Islamic State
A civilian carries a child as he walks with others after they were evacuated by the Syria Democratic Forces (SDF) fighters from an Islamic State-controlled neighborhood of Manbij, in Aleppo Governorate, Syria, August 12, 2016. The SDF has said Islamic State was using civilians as human shields. Reuters/Rodi Said

As the Islamic State group continues to lose ground in Syria and Iraq, new details about its recruits and their knowledge of Islam emerged late Sunday. Those interested in joining the group also known as ISIS were asked to rank their knowledge of the Islamic faith on a scale of one to three, with many of the recruits proving to be unfamiliar with detailed aspects of the religion, an investigation by the Associated Press found.

Recruits ordered books including “The Koran for Dummies” before joining the group and were kept in safe houses with imams who extolled the virtues of martyrdom indoctrinated them. Documents examined by the AP showed recruits were judged based on their knowledge of Shariah — Islamic law that is based on interpretations of religious texts, and hadiths, the sayings and actions of Prophet Muhammad.

Seventy percent of recruits in 2013 and 2014 were ranked as having only a “basic” knowledge of Sharia and 24 percent were judged to have “intermediate” knowledge, according to the documents shared with the AP by the Syrian opposition website Zaman al-Wasl that had information on more than 4,000 recruits who crossed into Syria. Only five percent of recruits were considered to show an advanced knowledge of Islam.

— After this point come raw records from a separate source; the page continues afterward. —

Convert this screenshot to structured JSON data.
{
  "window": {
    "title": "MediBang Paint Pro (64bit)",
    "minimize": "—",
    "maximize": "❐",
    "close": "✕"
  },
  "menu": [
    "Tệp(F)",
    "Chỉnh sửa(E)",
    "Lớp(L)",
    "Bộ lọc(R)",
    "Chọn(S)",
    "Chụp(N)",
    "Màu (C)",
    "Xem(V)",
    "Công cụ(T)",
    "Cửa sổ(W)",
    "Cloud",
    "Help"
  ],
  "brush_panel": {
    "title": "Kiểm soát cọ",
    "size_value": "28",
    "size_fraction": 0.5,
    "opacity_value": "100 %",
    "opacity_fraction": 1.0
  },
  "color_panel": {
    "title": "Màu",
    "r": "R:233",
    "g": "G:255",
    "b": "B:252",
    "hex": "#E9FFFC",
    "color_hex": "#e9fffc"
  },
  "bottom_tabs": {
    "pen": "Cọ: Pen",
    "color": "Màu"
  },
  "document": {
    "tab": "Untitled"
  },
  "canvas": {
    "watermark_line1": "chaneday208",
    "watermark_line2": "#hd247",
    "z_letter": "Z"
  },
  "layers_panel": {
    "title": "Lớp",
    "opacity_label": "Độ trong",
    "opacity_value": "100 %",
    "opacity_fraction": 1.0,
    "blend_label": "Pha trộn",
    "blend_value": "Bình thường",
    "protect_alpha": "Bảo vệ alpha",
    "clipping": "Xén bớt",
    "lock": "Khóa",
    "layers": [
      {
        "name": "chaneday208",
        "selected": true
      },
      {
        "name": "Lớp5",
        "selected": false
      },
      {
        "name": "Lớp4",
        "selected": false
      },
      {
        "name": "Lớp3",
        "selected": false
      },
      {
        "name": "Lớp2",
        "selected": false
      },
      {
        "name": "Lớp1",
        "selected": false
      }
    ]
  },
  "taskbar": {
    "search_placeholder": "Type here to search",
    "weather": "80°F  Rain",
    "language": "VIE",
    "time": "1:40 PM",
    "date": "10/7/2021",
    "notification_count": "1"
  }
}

As governments around the globe look to fight ISIS’s strong social media presence and recruiting tactics, the new data suggests the group preys on recruits who do not have a deep understanding of the Islamic faith. The documents showed an ISIS recruiter who worked in France went bar hopping with potential members in order to grow close to them.

The number of ISIS fighters in Iraq and Syria has dropped to its lowest numbers in two years , the U.S. government said in June, estimating the number of fighters in Syria and Iraq at between 18,000 to 22,000, down from as many as 31,500 in 2014. There are an estimated 5,000 ISIS fighters in Libya and 1,000 in Egypt. Studies estimate as many as 4,000 ISIS fighters were recruited from Western Europe.

“People like me were tricked into something that they didn’t understand,” a recruit who spoke to the AP under conditions of anonymity said. “I never meant to end up with IS.”

In recent days, ISIS has lost its total grip on its Libyan stronghold of Sirte. Despite losing ground in Syria, Iraq and Libya, the group continues to carry out attacks. ISIS claimed responsibility for a suicide bombing Sunday that killed 50 people near the Syrian border with Turkey, Reuters reported.